» TASK OBJECTIVE: Among the records below, determine how many lines have the word "LeetCode" in them; output only the number.

[Web page and app entries]

•••

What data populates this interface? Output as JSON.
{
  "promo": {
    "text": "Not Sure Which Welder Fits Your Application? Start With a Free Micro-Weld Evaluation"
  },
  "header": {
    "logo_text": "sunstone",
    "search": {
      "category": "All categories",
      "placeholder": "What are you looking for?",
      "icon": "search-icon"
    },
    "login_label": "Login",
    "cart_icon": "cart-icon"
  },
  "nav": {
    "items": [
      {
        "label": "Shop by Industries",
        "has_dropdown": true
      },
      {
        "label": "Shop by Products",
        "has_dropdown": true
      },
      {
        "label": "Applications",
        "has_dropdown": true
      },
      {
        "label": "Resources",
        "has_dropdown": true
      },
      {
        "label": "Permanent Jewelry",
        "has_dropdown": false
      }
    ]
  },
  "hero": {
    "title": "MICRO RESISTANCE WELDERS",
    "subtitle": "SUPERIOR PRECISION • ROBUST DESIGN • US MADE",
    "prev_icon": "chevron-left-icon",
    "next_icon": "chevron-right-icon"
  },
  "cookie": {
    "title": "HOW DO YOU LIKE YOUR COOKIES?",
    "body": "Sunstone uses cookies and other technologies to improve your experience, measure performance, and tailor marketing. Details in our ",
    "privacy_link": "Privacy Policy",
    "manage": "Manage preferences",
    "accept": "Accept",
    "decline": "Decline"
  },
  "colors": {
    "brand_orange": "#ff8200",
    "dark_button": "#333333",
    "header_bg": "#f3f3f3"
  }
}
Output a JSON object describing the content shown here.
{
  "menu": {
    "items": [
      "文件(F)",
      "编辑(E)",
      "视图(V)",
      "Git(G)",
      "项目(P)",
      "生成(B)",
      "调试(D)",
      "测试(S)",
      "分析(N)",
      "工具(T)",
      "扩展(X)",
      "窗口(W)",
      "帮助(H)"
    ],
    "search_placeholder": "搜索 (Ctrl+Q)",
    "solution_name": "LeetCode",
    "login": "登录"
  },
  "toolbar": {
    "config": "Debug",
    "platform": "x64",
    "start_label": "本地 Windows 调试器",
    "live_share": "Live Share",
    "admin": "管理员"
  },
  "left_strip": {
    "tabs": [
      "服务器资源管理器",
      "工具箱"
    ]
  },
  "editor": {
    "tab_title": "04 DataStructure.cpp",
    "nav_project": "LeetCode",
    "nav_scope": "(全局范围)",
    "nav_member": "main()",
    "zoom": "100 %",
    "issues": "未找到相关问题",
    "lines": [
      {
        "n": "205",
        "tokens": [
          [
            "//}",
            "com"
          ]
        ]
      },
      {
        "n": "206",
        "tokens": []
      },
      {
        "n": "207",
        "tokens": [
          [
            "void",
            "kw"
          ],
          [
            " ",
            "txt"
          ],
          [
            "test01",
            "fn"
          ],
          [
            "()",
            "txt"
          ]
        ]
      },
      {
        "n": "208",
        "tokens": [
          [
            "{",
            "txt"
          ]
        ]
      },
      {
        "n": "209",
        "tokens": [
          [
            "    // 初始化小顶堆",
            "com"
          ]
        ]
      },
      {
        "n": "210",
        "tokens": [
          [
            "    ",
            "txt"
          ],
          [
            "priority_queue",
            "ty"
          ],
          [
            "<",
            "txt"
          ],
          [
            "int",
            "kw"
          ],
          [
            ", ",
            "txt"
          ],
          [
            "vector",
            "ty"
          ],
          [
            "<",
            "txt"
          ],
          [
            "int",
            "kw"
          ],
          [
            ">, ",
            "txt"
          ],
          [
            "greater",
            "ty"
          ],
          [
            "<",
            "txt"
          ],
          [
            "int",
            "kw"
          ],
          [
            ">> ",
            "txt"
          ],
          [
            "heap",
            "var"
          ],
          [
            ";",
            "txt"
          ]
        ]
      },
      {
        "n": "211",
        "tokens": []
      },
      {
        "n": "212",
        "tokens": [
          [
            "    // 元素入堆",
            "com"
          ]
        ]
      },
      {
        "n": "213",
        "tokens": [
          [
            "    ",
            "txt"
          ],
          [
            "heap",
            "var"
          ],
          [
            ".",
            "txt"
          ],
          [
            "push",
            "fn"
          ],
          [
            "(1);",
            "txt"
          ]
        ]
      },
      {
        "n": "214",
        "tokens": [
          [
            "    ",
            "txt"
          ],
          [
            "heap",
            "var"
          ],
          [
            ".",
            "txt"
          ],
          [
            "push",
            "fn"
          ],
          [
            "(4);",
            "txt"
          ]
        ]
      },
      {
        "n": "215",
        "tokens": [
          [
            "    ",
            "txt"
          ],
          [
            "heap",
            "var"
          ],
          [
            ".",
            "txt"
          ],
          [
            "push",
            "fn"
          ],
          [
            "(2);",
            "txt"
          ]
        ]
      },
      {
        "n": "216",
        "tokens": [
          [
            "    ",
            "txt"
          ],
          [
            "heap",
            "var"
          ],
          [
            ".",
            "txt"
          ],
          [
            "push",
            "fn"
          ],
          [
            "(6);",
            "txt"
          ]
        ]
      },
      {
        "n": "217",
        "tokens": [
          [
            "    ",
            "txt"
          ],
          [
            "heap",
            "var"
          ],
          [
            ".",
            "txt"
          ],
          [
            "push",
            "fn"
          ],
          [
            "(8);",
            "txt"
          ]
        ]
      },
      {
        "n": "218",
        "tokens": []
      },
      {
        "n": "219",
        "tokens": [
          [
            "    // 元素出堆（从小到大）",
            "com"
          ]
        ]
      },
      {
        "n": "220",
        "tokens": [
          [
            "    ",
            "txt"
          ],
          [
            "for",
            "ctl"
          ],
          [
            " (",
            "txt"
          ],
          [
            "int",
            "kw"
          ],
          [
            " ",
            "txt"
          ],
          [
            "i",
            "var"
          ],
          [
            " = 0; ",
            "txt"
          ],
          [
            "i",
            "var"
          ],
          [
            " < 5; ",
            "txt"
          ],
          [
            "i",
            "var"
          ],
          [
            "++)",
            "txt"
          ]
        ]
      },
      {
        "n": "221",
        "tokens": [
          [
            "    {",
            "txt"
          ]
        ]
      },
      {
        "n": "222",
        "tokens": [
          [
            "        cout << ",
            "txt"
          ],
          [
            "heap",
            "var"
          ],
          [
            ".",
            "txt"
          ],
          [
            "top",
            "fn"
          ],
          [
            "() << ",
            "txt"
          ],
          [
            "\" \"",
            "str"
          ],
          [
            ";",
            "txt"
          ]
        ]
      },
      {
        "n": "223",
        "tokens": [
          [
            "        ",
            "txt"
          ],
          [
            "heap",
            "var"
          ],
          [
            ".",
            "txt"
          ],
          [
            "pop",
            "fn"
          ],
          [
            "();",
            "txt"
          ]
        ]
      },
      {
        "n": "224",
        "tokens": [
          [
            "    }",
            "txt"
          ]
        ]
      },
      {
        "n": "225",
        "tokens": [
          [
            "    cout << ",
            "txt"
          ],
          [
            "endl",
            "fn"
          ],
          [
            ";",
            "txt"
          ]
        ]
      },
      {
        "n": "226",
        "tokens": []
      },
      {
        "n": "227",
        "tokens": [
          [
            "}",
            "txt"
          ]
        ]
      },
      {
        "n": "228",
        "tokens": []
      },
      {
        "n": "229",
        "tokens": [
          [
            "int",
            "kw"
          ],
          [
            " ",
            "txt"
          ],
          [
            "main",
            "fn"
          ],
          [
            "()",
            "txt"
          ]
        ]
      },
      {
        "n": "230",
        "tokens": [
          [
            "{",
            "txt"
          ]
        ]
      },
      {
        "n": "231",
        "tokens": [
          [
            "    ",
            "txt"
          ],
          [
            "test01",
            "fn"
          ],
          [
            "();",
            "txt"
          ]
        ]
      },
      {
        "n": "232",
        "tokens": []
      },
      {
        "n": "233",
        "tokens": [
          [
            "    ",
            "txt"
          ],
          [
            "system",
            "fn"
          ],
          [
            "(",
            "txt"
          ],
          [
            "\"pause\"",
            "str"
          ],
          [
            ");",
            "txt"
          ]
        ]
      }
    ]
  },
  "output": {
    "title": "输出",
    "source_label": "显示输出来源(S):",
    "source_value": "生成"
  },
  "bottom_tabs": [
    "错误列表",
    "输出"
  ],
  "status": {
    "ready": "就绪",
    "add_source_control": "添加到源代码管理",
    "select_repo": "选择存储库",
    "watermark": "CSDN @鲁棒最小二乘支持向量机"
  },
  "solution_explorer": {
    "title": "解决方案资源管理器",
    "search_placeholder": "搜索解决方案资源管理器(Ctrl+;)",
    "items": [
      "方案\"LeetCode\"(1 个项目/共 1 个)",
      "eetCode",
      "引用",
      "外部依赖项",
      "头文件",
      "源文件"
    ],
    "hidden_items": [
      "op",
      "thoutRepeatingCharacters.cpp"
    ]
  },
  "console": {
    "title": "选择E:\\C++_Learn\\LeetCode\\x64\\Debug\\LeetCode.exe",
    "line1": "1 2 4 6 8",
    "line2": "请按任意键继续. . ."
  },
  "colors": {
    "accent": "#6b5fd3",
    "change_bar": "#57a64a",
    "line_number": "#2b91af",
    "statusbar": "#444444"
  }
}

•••

» WORKED SOLUTION: 4